5. Thus the total amount for which the bill was issued is Rs. 49,360.32. It is clear from the copy of the bill placed before us that the railway freight was not included in the sale price of cement and that the consignee, viz., the Director-General of Supplies and Disposals, was asked to pay only that amount exclusive of railway freight. There is also the letter dated 16th July, 1970, of the Director-General of Supplies and Disposals who is stated to be purchasing 90 per cent, of the cement produced by the petitioners in W.P. Nos. 3530 and 3531 of 1970, where it was pointed out by him that the railway freight is not a part of the petitioner's turnover and therefore no sales tax would be leviable on freight charges which have not actually been paid by the suppliers.
6. In the face of this material, we are unable to understand how it can be contended on behalf of the department that the petitioners have collected railway freight also from the consignees so as to entitle the assessing authority to add railway freight to the turnover relating to the sale of cement. In the case referred to supra also, the invoice showed that the railage was excluded from the cost of corrugated a. c. sheets supplied to the buyer. Having regard to the fact that railage or freight charges were not included in the sample invoice before their Lordships, they held that freight charges or railage cannot be included for purposes of computing the total turnover. The facts disclosed in these petitions are identical with the facts of the case before their Lordships and therefore it must be held that the order of the assessing authority in adding the freight charges to each of the cases to the turnover and refusing to grant exemption in respect of this item is illegal and runs contrary to the decision of the Supreme Court.
7. So far as the other item relating to cost of packing material is concerned, it will be open to the petitioners in each of the cases to prefer appeals against the assessment orders and show that they are entitled to exemption in respect of that item also.

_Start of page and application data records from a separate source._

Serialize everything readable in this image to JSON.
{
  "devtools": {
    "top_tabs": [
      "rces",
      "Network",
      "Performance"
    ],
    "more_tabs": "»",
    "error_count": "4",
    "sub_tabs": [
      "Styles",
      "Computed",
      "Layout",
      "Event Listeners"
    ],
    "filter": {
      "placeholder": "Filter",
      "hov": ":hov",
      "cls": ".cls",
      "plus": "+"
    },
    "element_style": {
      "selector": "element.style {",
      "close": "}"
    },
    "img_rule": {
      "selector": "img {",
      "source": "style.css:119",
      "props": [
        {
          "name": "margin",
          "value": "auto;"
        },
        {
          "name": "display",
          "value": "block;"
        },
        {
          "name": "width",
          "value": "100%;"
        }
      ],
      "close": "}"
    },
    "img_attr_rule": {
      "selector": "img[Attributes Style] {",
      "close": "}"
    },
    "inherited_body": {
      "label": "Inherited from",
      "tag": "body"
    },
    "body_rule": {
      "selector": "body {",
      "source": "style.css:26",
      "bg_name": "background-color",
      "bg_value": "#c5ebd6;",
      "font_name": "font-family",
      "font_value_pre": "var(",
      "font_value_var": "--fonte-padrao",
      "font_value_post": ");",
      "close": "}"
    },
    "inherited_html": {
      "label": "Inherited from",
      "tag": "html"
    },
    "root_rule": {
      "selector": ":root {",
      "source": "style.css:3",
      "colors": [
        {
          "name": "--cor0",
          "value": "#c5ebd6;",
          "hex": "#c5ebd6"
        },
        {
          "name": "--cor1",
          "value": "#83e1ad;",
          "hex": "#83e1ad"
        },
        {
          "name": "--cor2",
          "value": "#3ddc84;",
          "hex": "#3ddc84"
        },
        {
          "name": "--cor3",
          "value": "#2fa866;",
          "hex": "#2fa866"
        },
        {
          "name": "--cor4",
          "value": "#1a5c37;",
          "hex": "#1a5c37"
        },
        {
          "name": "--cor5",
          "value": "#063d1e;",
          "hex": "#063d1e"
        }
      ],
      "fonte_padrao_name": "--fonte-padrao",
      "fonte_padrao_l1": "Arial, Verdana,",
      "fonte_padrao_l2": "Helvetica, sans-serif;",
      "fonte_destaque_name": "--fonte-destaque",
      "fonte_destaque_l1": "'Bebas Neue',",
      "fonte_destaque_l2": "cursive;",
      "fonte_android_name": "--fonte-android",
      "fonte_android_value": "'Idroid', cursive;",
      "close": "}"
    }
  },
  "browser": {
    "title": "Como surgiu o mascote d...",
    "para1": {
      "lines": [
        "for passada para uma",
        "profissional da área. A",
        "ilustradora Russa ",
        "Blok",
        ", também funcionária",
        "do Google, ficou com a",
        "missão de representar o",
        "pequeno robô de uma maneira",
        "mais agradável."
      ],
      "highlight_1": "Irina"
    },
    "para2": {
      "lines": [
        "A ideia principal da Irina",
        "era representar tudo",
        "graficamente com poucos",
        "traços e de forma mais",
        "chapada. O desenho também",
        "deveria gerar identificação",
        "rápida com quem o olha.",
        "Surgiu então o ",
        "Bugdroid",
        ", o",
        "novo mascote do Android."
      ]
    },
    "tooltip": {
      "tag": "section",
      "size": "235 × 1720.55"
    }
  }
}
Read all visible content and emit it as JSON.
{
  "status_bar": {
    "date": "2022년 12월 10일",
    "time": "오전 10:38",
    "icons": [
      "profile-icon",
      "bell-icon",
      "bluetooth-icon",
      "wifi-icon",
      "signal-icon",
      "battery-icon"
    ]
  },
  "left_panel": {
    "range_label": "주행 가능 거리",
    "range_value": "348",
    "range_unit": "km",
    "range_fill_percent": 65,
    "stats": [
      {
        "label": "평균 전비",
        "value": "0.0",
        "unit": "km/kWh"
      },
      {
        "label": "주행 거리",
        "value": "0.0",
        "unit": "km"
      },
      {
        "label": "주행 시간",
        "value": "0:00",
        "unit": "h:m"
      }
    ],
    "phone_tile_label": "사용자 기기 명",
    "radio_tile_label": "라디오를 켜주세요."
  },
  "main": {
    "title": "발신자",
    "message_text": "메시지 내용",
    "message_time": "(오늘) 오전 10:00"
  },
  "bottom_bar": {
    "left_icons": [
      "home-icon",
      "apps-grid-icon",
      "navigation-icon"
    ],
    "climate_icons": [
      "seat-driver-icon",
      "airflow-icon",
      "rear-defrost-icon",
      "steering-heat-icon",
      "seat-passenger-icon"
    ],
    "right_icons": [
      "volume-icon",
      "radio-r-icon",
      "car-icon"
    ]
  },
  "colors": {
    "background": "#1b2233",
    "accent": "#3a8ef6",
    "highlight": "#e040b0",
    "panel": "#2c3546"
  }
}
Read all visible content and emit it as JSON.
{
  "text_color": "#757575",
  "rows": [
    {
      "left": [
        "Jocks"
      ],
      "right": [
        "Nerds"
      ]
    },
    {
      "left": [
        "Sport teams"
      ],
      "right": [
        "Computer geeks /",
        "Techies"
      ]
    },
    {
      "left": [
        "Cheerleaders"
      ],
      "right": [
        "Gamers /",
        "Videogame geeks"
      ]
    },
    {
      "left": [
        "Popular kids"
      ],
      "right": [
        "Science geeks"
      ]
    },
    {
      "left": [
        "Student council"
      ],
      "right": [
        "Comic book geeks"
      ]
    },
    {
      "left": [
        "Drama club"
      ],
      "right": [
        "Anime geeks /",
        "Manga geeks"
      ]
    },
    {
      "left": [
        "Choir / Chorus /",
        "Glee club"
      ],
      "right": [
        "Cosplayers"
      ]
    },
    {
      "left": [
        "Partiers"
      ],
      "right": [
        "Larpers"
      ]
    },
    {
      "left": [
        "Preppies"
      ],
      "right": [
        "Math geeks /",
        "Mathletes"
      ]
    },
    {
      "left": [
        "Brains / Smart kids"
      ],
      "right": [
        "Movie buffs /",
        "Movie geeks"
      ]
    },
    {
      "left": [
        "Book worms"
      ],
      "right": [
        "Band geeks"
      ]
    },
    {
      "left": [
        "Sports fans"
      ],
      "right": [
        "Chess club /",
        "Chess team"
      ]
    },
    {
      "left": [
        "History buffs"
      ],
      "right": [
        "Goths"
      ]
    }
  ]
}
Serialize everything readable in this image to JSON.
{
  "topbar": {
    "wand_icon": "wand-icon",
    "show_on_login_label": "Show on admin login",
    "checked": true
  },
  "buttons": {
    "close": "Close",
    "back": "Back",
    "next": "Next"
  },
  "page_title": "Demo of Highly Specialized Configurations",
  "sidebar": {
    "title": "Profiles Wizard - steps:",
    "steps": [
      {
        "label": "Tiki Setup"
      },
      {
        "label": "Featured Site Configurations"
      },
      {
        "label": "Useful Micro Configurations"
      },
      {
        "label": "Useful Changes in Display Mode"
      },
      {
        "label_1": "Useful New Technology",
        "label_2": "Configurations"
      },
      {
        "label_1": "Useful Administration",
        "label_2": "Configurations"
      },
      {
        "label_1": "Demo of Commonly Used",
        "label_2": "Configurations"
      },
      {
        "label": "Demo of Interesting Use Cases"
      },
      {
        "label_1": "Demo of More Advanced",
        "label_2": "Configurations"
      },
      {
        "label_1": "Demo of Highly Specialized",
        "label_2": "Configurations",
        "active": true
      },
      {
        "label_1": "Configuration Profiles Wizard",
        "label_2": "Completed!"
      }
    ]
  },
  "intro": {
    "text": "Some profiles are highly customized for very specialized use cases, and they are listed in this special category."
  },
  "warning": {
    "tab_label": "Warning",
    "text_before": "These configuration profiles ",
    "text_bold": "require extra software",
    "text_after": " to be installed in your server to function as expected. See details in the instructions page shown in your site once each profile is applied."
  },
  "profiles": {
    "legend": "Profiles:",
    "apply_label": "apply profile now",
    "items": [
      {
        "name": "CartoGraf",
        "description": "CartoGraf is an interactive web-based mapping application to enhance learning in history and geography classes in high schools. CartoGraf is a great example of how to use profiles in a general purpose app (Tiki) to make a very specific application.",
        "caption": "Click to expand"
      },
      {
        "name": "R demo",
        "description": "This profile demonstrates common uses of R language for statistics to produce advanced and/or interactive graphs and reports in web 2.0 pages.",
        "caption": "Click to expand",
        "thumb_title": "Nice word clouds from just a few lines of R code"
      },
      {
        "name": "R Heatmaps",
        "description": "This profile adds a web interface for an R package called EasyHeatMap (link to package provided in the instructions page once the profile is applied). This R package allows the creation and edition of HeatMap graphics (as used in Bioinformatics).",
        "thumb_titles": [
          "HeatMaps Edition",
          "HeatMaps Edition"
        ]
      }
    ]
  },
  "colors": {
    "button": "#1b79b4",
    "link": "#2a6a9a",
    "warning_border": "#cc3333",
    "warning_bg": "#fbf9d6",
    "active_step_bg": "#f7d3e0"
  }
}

8. In the result, the assessments in each of these petitions, in so far as they relate to freight charges, are quashed. It is represented by Mr. Srinivasa Murthy, appearing for the petitioners, that the petitioners in Writ Petition No. 4889 of 1970 have paid the tax relating to freight charges and if that is so, they will be entitled to refund. The writ petitions are allowed accordingly in part; but in the circumstances, without costs. Advocate's fee Rs. 100 in each.